Any film from Carol Reed is worth a look. He is, after all, the director who brought us such classics as The Third Man and Oliver! But even the greats have the odd anomaly on their CVs, and A Kid For Two Farthings is Reed’s.
However, let’s not get off on the wrong foot here. This gentle offering from 1955 isn’t a bad movie – in fact, if you caught it on, say, Talking Pictures TV one afternoon, you’d probably find it rather charming, it’s just that it doesn’t live up to Reed’s other works and features some odd casting choices.
For instance, would you have chosen Celia Johnson – she of the cut-glass British accent so memorably deployed in Brief Encounter – to play an East End working-class mother who hangs around outside a tailor’s premises plucking chickens all day with Irene Handl? No, thought not.
“Supporting characters galore”
The youngster cast as her son, Jonathan Ashmore (who’s now a leading biophysicist, by the way), is also an odd choice – like Johnson, he appears far too clean and tidy for the role of a street urchin.
Ashmore plays Joe, who hangs around Fashion Street (really Portobello Road). After hearing the legend of the unicorn from kindly tailor Mr Kandinsky, he becomes obsessed with the idea of finding a member of the species, convinced the animal will bring good luck to everyone he knows. Eventually he buys a one-horned goat from a vagrant, believing it to be the creature he’s been looking for.
Unfortunately, little works out as planned, not that viewers will probably care that much because Joe’s story is by no means the most interesting featured in the movie. Instead, there are sub-plots and supporting characters galore who really deserve centre stage.
“Wonderful special features”
The main one involves a local bodybuilder who becomes a wrestler to earn the money he needs to wed his fiancée. Real-life wrestler and stuntman Joe Robinson plays him, while former world heavyweight champion boxer Primo Carnera is surprisingly good as his opposition in the ring; Diana Dors portrays Joe’s girlfriend Sonia.
A host of other great character actors turn up too, from Sid James and David Kossoff to Danny Green and Sydney Tafler.
A Kid For Two Farthings is so close to being wonderful, but feels like a missed opportunity.
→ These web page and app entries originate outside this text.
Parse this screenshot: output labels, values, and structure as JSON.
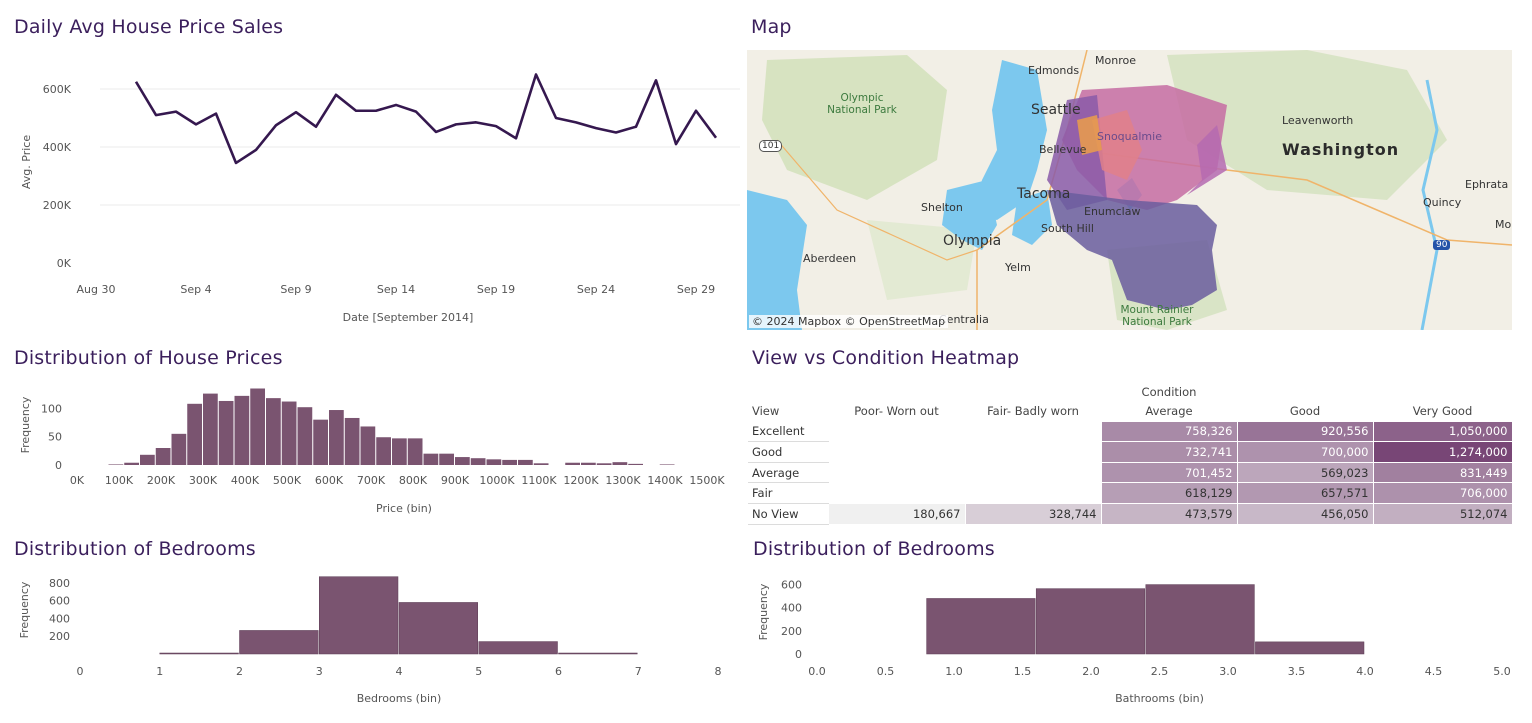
{
  "titles": {
    "line": "Daily Avg House Price Sales",
    "map": "Map",
    "hist_price": "Distribution of House Prices",
    "heatmap": "View vs Condition Heatmap",
    "hist_bedrooms": "Distribution of Bedrooms",
    "hist_bathrooms": "Distribution of Bedrooms"
  },
  "map": {
    "attribution": "© 2024 Mapbox  © OpenStreetMap",
    "labels": {
      "edmonds": "Edmonds",
      "monroe": "Monroe",
      "olympic": "Olympic National Park",
      "seattle": "Seattle",
      "snoqualmie": "Snoqualmie",
      "bellevue": "Bellevue",
      "tacoma": "Tacoma",
      "enumclaw": "Enumclaw",
      "southhill": "South Hill",
      "shelton": "Shelton",
      "olympia": "Olympia",
      "aberdeen": "Aberdeen",
      "yelm": "Yelm",
      "rainier": "Mount Rainier National Park",
      "centralia": "Centralia",
      "leavenworth": "Leavenworth",
      "washington": "Washington",
      "quincy": "Quincy",
      "ephrata": "Ephrata",
      "mo": "Mo",
      "hw101": "101",
      "hw90": "90"
    },
    "colors": {
      "water": "#7cc8ee",
      "land": "#f2efe6",
      "forest": "#c9dcb1",
      "region_purple": "#6a5d9e",
      "region_pink": "#d27c9f",
      "region_orange": "#e59a4f"
    }
  },
  "heatmap": {
    "col_title": "Condition",
    "row_header": "View",
    "columns": [
      "Poor- Worn out",
      "Fair- Badly worn",
      "Average",
      "Good",
      "Very Good"
    ],
    "rows": [
      {
        "label": "Excellent",
        "values": [
          "",
          "",
          "758,326",
          "920,556",
          "1,050,000"
        ]
      },
      {
        "label": "Good",
        "values": [
          "",
          "",
          "732,741",
          "700,000",
          "1,274,000"
        ]
      },
      {
        "label": "Average",
        "values": [
          "",
          "",
          "701,452",
          "569,023",
          "831,449"
        ]
      },
      {
        "label": "Fair",
        "values": [
          "",
          "",
          "618,129",
          "657,571",
          "706,000"
        ]
      },
      {
        "label": "No View",
        "values": [
          "180,667",
          "328,744",
          "473,579",
          "456,050",
          "512,074"
        ]
      }
    ]
  },
  "chart_data": [
    {
      "type": "line",
      "title": "Daily Avg House Price Sales",
      "xlabel": "Date [September 2014]",
      "ylabel": "Avg. Price",
      "x_tick_labels": [
        "Aug 30",
        "Sep 4",
        "Sep 9",
        "Sep 14",
        "Sep 19",
        "Sep 24",
        "Sep 29"
      ],
      "y_tick_labels": [
        "0K",
        "200K",
        "400K",
        "600K"
      ],
      "ylim": [
        0,
        700000
      ],
      "x": [
        "2014-09-01",
        "2014-09-02",
        "2014-09-03",
        "2014-09-04",
        "2014-09-05",
        "2014-09-06",
        "2014-09-07",
        "2014-09-08",
        "2014-09-09",
        "2014-09-10",
        "2014-09-11",
        "2014-09-12",
        "2014-09-13",
        "2014-09-14",
        "2014-09-15",
        "2014-09-16",
        "2014-09-17",
        "2014-09-18",
        "2014-09-19",
        "2014-09-20",
        "2014-09-21",
        "2014-09-22",
        "2014-09-23",
        "2014-09-24",
        "2014-09-25",
        "2014-09-26",
        "2014-09-27",
        "2014-09-28",
        "2014-09-29",
        "2014-09-30"
      ],
      "values": [
        625000,
        510000,
        522000,
        478000,
        515000,
        345000,
        390000,
        475000,
        520000,
        470000,
        580000,
        525000,
        525000,
        545000,
        522000,
        452000,
        478000,
        485000,
        472000,
        430000,
        650000,
        500000,
        485000,
        465000,
        450000,
        470000,
        630000,
        410000,
        525000,
        432000
      ],
      "color": "#35184f",
      "grid": true
    },
    {
      "type": "bar",
      "title": "Distribution of House Prices",
      "xlabel": "Price (bin)",
      "ylabel": "Frequency",
      "x_tick_labels": [
        "0K",
        "100K",
        "200K",
        "300K",
        "400K",
        "500K",
        "600K",
        "700K",
        "800K",
        "900K",
        "1000K",
        "1100K",
        "1200K",
        "1300K",
        "1400K",
        "1500K"
      ],
      "y_tick_labels": [
        "0",
        "50",
        "100"
      ],
      "ylim": [
        0,
        150
      ],
      "bin_width": 37500,
      "bin_start": 75000,
      "values": [
        1,
        4,
        18,
        30,
        55,
        108,
        126,
        113,
        122,
        135,
        118,
        112,
        102,
        80,
        97,
        83,
        68,
        49,
        47,
        47,
        20,
        20,
        14,
        12,
        10,
        9,
        9,
        3,
        0,
        4,
        4,
        3,
        5,
        2,
        0,
        1
      ],
      "color": "#7a5470"
    },
    {
      "type": "bar",
      "title": "Distribution of Bedrooms",
      "xlabel": "Bedrooms (bin)",
      "ylabel": "Frequency",
      "x_tick_labels": [
        "0",
        "1",
        "2",
        "3",
        "4",
        "5",
        "6",
        "7",
        "8"
      ],
      "y_tick_labels": [
        "200",
        "400",
        "600",
        "800"
      ],
      "xlim": [
        0,
        8
      ],
      "ylim": [
        0,
        900
      ],
      "bins": [
        [
          1,
          2
        ],
        [
          2,
          3
        ],
        [
          3,
          4
        ],
        [
          4,
          5
        ],
        [
          5,
          6
        ],
        [
          6,
          7
        ]
      ],
      "values": [
        10,
        265,
        870,
        580,
        140,
        10
      ],
      "color": "#7a5470"
    },
    {
      "type": "bar",
      "title": "Distribution of Bedrooms",
      "xlabel": "Bathrooms (bin)",
      "ylabel": "Frequency",
      "x_tick_labels": [
        "0.0",
        "0.5",
        "1.0",
        "1.5",
        "2.0",
        "2.5",
        "3.0",
        "3.5",
        "4.0",
        "4.5",
        "5.0"
      ],
      "y_tick_labels": [
        "0",
        "200",
        "400",
        "600"
      ],
      "xlim": [
        0,
        5
      ],
      "ylim": [
        0,
        700
      ],
      "bins": [
        [
          0.8,
          1.6
        ],
        [
          1.6,
          2.4
        ],
        [
          2.4,
          3.2
        ],
        [
          3.2,
          4.0
        ]
      ],
      "values": [
        480,
        565,
        600,
        105
      ],
      "color": "#7a5470"
    }
  ]
}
At least there’s a myriad of wonderful special features on the disc, including an interview with actress Vera Day, who plays Dors’ love rival, and a selection of archive films featuring the London of yesteryear.
‘A Kid for Two Farthings’ is released on dual format Blu-ray & DVD by BFI, £19.99